» Collected data entries
----

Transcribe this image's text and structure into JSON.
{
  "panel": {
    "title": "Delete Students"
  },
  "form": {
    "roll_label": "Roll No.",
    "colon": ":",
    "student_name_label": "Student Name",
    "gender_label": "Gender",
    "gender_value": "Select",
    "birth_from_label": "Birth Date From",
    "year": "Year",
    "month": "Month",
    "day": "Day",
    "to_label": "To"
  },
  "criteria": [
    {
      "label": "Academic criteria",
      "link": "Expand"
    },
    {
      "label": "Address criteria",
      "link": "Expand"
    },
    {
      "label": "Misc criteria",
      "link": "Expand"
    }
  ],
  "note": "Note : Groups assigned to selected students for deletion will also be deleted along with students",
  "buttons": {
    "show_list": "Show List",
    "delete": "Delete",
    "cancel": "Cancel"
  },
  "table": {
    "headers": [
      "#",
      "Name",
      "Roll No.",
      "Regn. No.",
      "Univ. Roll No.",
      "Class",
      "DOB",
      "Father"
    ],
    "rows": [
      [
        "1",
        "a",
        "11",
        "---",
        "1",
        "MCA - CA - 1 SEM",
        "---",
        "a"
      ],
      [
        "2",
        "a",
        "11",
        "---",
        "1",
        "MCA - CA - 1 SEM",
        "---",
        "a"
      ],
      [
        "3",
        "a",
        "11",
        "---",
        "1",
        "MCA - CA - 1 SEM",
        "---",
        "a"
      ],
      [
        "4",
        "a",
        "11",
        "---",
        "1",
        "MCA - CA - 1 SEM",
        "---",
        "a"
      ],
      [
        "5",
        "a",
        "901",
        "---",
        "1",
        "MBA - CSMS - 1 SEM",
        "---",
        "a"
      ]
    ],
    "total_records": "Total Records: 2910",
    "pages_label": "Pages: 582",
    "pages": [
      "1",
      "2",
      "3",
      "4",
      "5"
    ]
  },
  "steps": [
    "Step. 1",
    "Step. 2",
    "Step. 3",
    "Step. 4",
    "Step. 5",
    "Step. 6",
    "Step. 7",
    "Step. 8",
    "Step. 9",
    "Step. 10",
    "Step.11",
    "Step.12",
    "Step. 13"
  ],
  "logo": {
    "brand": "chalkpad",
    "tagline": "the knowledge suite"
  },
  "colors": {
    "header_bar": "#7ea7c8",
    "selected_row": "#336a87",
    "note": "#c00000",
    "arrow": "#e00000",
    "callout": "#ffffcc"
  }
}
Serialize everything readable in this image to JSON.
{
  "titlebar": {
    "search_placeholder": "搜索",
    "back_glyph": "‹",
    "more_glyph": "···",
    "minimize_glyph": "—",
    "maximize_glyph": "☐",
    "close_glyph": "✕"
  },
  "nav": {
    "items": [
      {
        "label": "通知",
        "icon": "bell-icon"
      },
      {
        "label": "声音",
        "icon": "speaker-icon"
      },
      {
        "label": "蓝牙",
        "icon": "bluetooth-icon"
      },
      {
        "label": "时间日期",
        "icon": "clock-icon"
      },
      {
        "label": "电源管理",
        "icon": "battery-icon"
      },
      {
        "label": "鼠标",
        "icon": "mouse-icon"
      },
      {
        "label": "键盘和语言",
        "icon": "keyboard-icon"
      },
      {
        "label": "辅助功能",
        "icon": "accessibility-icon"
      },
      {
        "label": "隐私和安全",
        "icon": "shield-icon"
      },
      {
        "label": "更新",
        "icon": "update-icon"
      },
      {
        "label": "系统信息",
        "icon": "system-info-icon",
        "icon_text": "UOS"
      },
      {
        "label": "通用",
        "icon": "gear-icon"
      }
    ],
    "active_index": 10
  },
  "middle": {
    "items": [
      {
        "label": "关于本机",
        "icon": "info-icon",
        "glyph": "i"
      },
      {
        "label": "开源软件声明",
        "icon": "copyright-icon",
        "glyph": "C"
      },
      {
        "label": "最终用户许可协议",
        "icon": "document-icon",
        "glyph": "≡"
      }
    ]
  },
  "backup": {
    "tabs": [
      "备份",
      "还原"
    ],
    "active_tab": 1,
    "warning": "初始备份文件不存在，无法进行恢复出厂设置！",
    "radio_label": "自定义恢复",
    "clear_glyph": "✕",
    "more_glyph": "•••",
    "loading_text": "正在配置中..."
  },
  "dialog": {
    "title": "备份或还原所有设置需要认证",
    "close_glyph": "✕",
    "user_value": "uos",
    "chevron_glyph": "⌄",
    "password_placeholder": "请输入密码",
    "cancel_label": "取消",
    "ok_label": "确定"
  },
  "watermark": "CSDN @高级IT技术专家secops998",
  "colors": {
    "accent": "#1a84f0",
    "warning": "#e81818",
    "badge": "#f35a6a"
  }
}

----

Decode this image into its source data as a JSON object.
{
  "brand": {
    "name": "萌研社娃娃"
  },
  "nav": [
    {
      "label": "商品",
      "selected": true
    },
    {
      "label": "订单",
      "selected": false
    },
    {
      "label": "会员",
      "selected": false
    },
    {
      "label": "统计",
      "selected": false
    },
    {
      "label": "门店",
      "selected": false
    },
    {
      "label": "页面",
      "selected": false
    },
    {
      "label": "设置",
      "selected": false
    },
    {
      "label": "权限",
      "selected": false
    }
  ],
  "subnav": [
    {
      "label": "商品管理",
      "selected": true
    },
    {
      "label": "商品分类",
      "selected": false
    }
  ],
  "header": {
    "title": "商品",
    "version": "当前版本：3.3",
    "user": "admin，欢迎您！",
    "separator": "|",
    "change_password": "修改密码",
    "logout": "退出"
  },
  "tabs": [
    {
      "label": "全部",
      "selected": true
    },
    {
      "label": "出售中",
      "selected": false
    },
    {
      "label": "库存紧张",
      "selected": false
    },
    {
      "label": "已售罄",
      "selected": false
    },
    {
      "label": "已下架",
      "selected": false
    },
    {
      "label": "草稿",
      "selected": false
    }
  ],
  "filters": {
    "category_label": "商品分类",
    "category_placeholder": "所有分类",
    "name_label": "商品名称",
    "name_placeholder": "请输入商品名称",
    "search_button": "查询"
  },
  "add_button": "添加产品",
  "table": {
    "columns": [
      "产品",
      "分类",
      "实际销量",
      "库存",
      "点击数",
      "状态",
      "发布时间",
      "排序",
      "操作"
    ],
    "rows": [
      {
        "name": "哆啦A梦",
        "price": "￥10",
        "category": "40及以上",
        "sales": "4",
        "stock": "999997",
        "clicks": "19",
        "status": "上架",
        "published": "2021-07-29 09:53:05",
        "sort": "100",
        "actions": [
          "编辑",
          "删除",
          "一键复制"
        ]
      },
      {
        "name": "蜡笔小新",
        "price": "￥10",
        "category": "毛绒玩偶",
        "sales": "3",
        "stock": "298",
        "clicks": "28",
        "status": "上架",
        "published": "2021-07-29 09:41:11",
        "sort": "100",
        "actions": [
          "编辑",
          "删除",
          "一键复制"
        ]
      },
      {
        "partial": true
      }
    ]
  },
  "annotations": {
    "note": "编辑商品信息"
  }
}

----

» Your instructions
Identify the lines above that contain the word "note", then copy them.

» Answer below
  "note": "Note : Groups assigned to selected students for deletion will also be deleted along with students",
    "note": "#c00000",
    "note": "编辑商品信息"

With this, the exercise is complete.